**WHAT YOU SHOULD DO**
The lines to find are those in the entries that hold the word "kind"; copy every one of them.

[Start of section]

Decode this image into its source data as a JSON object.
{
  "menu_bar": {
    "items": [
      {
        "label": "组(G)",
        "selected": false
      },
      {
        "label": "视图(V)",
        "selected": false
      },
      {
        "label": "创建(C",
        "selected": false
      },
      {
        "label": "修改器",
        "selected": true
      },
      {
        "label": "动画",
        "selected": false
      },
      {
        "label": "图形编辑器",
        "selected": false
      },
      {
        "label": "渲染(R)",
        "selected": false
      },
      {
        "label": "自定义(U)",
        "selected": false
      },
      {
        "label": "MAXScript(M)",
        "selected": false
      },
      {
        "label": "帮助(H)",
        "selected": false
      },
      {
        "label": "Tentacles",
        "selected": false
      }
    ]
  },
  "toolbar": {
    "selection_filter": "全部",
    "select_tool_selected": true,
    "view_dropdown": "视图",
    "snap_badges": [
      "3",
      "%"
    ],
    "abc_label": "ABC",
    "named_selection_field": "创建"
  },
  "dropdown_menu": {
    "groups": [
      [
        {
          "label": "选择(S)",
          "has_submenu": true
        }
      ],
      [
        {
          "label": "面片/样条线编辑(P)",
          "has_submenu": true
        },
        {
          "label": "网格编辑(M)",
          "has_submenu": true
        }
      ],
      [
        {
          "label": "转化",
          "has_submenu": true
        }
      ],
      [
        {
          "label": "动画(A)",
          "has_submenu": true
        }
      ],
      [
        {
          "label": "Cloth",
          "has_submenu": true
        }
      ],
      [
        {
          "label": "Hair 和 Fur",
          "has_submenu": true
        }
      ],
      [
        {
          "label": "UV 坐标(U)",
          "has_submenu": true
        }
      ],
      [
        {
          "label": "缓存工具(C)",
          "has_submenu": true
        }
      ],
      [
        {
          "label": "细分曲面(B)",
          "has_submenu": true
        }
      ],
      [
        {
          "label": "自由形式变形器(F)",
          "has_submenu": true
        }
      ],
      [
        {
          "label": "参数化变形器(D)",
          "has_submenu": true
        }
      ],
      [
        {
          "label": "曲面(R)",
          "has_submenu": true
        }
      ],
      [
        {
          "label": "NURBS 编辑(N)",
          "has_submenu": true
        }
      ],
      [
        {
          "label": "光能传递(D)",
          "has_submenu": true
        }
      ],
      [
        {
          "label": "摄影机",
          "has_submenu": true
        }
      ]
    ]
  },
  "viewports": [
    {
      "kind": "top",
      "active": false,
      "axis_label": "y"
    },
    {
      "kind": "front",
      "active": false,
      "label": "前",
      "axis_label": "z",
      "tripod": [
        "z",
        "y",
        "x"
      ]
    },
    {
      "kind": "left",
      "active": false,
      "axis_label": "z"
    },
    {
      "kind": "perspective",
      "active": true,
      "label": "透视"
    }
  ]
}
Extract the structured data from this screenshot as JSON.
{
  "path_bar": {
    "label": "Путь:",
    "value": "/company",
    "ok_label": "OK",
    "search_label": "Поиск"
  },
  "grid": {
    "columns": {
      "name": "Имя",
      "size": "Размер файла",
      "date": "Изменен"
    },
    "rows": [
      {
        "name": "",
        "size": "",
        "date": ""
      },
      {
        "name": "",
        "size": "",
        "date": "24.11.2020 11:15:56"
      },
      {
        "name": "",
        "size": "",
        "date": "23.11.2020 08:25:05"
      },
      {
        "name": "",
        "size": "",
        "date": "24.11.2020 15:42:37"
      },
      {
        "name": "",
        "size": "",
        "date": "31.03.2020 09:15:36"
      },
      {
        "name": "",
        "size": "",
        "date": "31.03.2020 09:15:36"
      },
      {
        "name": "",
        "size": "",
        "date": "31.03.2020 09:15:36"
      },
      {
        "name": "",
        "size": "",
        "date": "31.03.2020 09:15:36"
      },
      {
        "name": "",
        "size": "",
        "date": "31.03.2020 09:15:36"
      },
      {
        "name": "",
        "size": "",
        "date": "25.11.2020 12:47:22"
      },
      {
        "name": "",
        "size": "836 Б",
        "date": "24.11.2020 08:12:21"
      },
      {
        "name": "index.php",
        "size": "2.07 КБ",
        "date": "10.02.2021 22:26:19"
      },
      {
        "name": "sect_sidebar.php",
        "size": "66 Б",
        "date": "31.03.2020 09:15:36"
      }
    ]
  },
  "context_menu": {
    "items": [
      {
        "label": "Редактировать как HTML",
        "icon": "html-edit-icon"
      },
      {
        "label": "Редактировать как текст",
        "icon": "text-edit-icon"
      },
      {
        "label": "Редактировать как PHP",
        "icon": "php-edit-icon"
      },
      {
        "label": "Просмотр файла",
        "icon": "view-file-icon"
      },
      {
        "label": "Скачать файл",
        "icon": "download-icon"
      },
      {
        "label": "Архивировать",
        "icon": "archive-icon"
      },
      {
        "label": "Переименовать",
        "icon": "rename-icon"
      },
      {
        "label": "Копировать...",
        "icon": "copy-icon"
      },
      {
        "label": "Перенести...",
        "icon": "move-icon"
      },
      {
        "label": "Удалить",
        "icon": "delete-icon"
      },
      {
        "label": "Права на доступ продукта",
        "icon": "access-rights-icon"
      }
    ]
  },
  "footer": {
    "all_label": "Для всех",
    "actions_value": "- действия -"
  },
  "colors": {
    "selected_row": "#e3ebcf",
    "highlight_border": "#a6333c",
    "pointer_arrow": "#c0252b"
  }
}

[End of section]
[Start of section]

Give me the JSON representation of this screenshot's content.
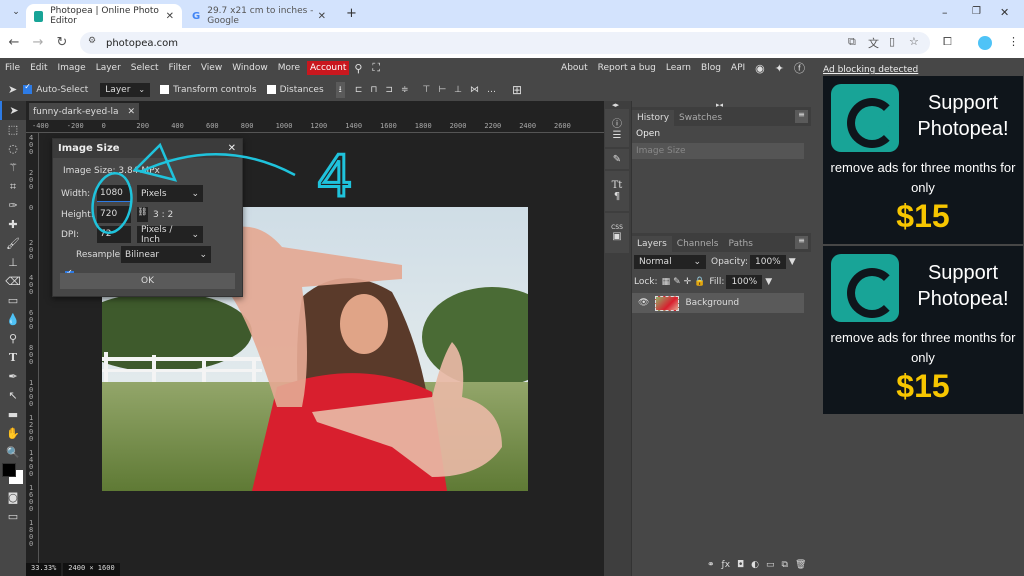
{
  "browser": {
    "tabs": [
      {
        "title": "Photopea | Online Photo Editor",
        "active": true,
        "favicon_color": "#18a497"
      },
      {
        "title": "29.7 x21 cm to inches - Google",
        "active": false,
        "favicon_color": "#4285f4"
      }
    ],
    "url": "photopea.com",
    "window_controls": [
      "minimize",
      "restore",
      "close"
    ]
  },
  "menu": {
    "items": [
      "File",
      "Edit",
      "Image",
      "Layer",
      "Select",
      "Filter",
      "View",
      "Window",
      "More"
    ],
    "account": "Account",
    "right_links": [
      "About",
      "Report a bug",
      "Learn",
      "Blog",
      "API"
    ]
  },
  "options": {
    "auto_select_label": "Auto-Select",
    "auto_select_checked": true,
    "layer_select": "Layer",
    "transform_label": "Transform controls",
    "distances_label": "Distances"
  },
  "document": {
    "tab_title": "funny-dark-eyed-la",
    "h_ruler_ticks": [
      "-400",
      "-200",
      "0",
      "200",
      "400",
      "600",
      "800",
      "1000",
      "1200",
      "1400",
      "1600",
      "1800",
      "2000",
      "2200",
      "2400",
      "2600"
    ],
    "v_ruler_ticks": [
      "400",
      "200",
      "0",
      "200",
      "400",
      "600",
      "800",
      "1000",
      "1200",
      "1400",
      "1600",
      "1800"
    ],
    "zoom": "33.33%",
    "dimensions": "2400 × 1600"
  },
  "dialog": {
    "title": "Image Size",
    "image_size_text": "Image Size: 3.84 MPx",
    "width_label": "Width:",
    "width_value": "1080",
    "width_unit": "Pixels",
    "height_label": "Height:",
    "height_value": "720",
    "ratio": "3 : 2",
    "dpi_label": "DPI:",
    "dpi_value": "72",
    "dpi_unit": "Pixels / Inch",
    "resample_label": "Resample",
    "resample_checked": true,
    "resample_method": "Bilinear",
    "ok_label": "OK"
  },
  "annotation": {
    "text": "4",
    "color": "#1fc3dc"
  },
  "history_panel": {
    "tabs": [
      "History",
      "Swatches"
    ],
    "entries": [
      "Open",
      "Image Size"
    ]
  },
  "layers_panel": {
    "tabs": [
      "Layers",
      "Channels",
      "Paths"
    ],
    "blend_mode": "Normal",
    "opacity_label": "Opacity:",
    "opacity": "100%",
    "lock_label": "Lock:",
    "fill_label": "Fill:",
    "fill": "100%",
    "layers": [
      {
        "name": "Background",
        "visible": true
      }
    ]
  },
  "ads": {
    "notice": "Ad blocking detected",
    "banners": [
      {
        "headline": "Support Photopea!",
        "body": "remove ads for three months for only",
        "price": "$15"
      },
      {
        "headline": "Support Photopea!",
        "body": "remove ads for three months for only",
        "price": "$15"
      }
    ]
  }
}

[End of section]

**EXERCISE OUTPUT**
      "kind": "top",
      "kind": "front",
      "kind": "left",
      "kind": "perspective",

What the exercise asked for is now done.